"Some people don't understand the relations, that there is an emotional touch between Jewish people – not just American Jews, European Jews or Israeli Jews, but Jews everywhere and Azerbaijani people," Hajiyev told me when asked to respond to accusations of whitewashing. "We cherish it and we value it. And we're also thankful that American Jews help us share the positive message of Azerbaijan in the US."
In our interview, Hajiyev kept going back to a language of assistance – not of material aid, but of diplomatic support and friendship. He referenced former president Bill Clinton's pledge to help freed Soviet republics get on their feet after the union collapsed, and contrasted those policies with the approach of former president Barack Obama, which he characterized as a policy of "naming and shaming."
The Obama administration repeatedly condemned Aliyev for imprisoning human rights and civil society activists under dubious charges, restricting the operations of non-governmental organizations, banning freedom of assembly and controlling the press.
"Some parts of American society and American establishments don't understand and don't appreciate Azerbaijan and its standing in the region," Hajiyev said. "Because really, for us, the geopolitical difficulties here should not be underestimated. It is not an easy neighborhood. We are not Switzerland sitting in the middle of Europe.

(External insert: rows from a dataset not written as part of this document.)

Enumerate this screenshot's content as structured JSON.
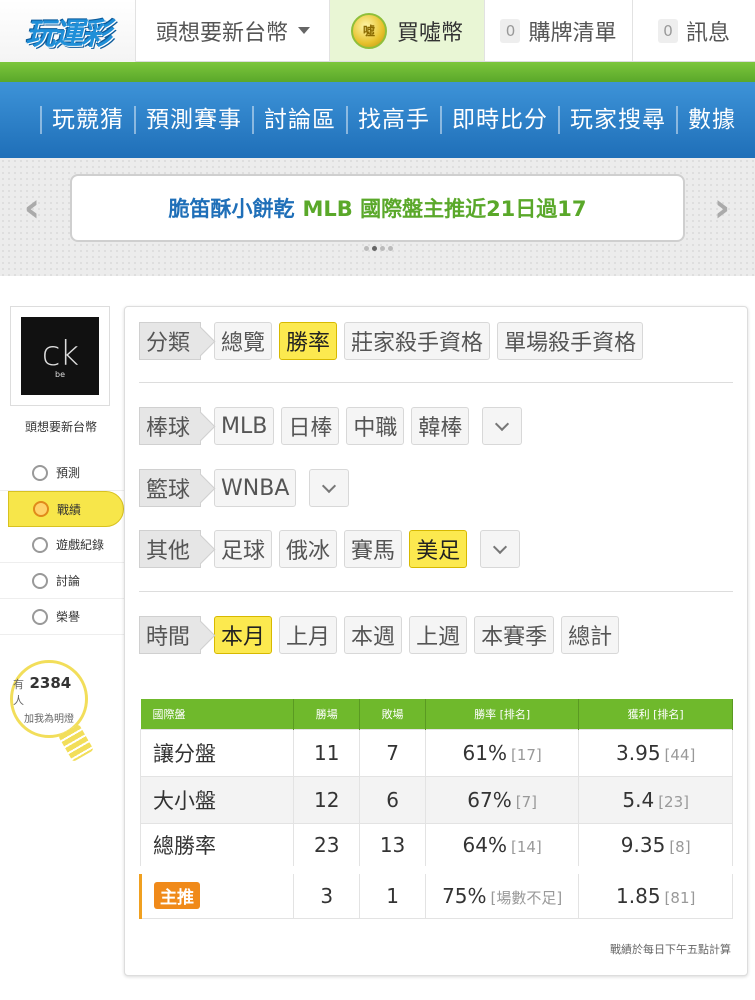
{
  "topbar": {
    "logo_text": "玩運彩",
    "user_name": "頭想要新台幣",
    "buy_coin_label": "買噓幣",
    "coin_icon_text": "噓",
    "cart_count": "0",
    "cart_label": "購牌清單",
    "msg_count": "0",
    "msg_label": "訊息"
  },
  "nav": [
    "玩競猜",
    "預測賽事",
    "討論區",
    "找高手",
    "即時比分",
    "玩家搜尋",
    "數據"
  ],
  "banner": {
    "nickname": "脆笛酥小餅乾",
    "message": "MLB 國際盤主推近21日過17"
  },
  "sidebar": {
    "avatar_text": "ck",
    "avatar_sub": "be",
    "user_name": "頭想要新台幣",
    "menu": [
      "預測",
      "戰績",
      "遊戲紀錄",
      "討論",
      "榮譽"
    ],
    "fans_prefix": "有",
    "fans_count": "2384",
    "fans_suffix": "人",
    "fans_cta": "加我為明燈"
  },
  "filters": {
    "category_label": "分類",
    "category_items": [
      "總覽",
      "勝率",
      "莊家殺手資格",
      "單場殺手資格"
    ],
    "baseball_label": "棒球",
    "baseball_items": [
      "MLB",
      "日棒",
      "中職",
      "韓棒"
    ],
    "basketball_label": "籃球",
    "basketball_items": [
      "WNBA"
    ],
    "other_label": "其他",
    "other_items": [
      "足球",
      "俄冰",
      "賽馬",
      "美足"
    ],
    "time_label": "時間",
    "time_items": [
      "本月",
      "上月",
      "本週",
      "上週",
      "本賽季",
      "總計"
    ]
  },
  "table": {
    "headers": [
      "國際盤",
      "勝場",
      "敗場",
      "勝率 [排名]",
      "獲利 [排名]"
    ],
    "rows": [
      {
        "name": "讓分盤",
        "win": "11",
        "lose": "7",
        "rate": "61%",
        "rate_rank": "[17]",
        "profit": "3.95",
        "profit_rank": "[44]"
      },
      {
        "name": "大小盤",
        "win": "12",
        "lose": "6",
        "rate": "67%",
        "rate_rank": "[7]",
        "profit": "5.4",
        "profit_rank": "[23]"
      },
      {
        "name": "總勝率",
        "win": "23",
        "lose": "13",
        "rate": "64%",
        "rate_rank": "[14]",
        "profit": "9.35",
        "profit_rank": "[8]"
      }
    ],
    "main_pick": {
      "name": "主推",
      "win": "3",
      "lose": "1",
      "rate": "75%",
      "rate_rank": "[場數不足]",
      "profit": "1.85",
      "profit_rank": "[81]"
    },
    "note": "戰績於每日下午五點計算"
  }
}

And being such a small country living where we are – it has not been an easy path." American Jews "seem to understand our realities," Hajiyev added, "and are helping us explain it to wider American society."